Your assignment
The word "JSON" occurs in some lines of the data. Return each such line.

----- The records

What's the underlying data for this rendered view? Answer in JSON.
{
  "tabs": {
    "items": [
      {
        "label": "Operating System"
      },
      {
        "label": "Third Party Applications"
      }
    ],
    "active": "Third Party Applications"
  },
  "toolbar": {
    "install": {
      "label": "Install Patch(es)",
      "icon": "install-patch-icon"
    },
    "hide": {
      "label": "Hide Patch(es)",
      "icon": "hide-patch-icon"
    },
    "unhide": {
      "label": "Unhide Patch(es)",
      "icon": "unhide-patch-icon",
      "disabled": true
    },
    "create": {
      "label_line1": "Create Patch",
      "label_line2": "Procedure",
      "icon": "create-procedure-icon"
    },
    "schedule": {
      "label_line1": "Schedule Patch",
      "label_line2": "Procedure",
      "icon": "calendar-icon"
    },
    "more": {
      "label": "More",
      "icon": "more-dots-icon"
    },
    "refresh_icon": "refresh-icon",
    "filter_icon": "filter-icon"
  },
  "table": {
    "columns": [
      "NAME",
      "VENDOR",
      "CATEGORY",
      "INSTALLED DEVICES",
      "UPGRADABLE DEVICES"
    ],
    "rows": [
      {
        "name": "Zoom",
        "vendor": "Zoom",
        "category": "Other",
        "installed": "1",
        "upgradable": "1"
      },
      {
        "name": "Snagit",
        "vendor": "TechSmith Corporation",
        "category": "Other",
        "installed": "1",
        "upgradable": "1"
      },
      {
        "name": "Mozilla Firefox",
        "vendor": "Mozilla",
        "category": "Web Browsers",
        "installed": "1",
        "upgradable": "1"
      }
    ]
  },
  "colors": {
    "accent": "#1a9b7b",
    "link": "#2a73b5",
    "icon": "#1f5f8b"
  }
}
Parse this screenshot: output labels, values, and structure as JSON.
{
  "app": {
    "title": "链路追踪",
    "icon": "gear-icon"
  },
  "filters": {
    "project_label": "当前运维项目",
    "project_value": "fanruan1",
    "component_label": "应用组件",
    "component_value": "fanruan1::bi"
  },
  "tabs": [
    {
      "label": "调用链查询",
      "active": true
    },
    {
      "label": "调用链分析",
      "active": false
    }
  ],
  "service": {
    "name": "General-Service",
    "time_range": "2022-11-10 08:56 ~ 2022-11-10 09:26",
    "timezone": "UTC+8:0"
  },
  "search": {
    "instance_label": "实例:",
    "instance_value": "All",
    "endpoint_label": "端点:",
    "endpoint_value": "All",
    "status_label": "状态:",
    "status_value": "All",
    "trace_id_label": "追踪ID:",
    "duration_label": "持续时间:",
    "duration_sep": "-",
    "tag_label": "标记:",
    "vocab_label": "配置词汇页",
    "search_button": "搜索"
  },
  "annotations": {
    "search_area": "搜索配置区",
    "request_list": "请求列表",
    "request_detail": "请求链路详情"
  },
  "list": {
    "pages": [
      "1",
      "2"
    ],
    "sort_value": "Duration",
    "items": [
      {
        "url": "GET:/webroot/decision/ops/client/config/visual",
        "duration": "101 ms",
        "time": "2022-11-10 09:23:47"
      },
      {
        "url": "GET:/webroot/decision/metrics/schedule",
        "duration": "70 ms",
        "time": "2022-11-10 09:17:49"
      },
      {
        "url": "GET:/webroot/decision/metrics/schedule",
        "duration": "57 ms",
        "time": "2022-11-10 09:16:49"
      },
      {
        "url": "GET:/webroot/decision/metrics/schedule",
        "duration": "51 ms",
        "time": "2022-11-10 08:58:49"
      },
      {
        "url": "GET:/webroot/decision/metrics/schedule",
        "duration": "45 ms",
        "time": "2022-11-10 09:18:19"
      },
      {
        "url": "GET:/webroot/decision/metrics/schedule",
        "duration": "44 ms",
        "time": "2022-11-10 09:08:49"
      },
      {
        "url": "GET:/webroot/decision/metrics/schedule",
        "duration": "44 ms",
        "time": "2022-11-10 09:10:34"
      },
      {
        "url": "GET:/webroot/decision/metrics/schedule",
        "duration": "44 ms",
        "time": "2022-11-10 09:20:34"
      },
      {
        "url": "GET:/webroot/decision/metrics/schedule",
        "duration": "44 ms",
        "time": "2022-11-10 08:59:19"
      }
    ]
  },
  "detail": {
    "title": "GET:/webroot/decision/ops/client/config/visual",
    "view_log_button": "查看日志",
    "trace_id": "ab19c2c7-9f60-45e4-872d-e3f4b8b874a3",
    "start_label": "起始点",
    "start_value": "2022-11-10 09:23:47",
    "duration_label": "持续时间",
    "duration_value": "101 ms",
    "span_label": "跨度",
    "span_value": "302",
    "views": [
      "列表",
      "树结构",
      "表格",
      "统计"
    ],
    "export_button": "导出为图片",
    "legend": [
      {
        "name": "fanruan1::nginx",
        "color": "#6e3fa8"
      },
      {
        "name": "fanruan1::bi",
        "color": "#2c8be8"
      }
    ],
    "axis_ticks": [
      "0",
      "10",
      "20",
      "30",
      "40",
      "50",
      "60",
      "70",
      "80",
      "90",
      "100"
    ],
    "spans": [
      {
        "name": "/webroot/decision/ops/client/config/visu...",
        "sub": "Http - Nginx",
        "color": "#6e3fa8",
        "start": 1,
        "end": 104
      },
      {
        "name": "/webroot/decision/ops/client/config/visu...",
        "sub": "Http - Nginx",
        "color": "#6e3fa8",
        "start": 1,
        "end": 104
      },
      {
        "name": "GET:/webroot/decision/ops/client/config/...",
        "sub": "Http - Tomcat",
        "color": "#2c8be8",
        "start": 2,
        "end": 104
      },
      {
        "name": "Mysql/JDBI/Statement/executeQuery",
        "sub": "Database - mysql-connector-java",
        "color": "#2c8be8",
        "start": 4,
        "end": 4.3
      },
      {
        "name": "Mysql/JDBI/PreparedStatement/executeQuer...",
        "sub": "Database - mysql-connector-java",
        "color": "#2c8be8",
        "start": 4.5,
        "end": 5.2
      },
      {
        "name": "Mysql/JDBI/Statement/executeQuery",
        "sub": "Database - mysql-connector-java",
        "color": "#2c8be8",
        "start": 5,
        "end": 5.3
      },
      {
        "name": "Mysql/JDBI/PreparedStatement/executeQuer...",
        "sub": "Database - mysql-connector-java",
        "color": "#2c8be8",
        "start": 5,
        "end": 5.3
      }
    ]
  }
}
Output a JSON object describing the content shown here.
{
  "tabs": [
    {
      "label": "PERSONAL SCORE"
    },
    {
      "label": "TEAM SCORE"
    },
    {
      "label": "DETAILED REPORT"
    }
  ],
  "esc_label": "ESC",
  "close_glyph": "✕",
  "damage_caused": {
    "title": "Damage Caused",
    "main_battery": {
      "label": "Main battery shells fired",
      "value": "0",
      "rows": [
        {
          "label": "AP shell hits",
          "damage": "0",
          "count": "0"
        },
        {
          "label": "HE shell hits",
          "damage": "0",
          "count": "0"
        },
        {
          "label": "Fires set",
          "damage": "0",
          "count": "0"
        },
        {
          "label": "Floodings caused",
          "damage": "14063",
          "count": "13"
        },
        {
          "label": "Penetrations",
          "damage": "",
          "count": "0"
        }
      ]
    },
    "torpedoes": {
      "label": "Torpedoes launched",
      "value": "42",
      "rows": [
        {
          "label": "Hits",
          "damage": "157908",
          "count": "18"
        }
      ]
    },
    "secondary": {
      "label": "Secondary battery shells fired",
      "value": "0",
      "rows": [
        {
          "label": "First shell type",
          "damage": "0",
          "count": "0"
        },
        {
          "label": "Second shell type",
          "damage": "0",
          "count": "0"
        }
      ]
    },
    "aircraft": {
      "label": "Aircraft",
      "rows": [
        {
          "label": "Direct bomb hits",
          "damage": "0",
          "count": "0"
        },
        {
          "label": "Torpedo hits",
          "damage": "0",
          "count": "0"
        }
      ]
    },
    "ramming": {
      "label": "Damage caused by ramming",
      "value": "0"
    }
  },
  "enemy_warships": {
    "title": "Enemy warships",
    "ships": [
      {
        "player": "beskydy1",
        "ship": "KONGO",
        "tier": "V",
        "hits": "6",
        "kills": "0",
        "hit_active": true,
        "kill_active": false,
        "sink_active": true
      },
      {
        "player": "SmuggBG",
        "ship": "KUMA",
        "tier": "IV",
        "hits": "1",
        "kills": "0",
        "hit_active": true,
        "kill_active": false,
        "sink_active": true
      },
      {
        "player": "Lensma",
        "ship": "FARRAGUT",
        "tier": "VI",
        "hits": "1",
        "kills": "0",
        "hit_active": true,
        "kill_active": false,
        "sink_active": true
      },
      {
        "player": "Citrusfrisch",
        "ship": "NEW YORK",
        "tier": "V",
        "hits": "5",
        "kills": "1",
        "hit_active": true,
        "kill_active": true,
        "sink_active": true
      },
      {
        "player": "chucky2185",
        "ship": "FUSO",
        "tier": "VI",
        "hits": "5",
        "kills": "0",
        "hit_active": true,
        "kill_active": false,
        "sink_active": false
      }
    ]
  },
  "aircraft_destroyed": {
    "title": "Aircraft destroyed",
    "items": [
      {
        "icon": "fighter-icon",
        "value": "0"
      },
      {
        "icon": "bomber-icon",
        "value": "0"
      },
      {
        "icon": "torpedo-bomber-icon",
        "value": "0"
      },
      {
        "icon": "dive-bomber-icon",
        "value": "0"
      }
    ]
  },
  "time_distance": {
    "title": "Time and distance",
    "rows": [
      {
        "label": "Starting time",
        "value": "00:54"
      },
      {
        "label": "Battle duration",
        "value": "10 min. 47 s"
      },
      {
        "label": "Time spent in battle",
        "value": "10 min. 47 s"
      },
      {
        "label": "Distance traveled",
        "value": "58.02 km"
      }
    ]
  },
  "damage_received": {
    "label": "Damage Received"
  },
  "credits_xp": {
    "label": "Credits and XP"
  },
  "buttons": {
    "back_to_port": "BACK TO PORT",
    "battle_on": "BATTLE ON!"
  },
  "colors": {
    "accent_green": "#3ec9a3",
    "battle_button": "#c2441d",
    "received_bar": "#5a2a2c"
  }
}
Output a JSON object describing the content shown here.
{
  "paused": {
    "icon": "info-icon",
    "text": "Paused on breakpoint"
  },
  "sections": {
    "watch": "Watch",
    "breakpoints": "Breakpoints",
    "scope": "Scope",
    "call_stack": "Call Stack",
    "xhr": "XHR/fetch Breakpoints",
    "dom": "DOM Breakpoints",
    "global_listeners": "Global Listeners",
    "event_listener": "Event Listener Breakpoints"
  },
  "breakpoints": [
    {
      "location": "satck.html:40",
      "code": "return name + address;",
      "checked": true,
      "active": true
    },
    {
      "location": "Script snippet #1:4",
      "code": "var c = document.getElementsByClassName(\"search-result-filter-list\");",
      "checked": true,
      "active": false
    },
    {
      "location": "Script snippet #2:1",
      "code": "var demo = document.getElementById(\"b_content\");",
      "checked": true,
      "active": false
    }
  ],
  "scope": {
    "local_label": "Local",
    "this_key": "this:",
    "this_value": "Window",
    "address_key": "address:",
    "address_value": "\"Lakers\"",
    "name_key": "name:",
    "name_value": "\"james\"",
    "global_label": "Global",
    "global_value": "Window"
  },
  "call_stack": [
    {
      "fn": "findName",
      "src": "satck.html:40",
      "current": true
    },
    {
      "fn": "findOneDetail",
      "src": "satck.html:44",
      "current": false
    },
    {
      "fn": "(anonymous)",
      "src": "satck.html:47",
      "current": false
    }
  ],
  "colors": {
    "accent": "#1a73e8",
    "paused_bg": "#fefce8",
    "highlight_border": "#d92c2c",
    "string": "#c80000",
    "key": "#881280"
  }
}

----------

Task answer
What's the underlying data for this rendered view? Answer in JSON.
Parse this screenshot: output labels, values, and structure as JSON.
Output a JSON object describing the content shown here.
Output a JSON object describing the content shown here.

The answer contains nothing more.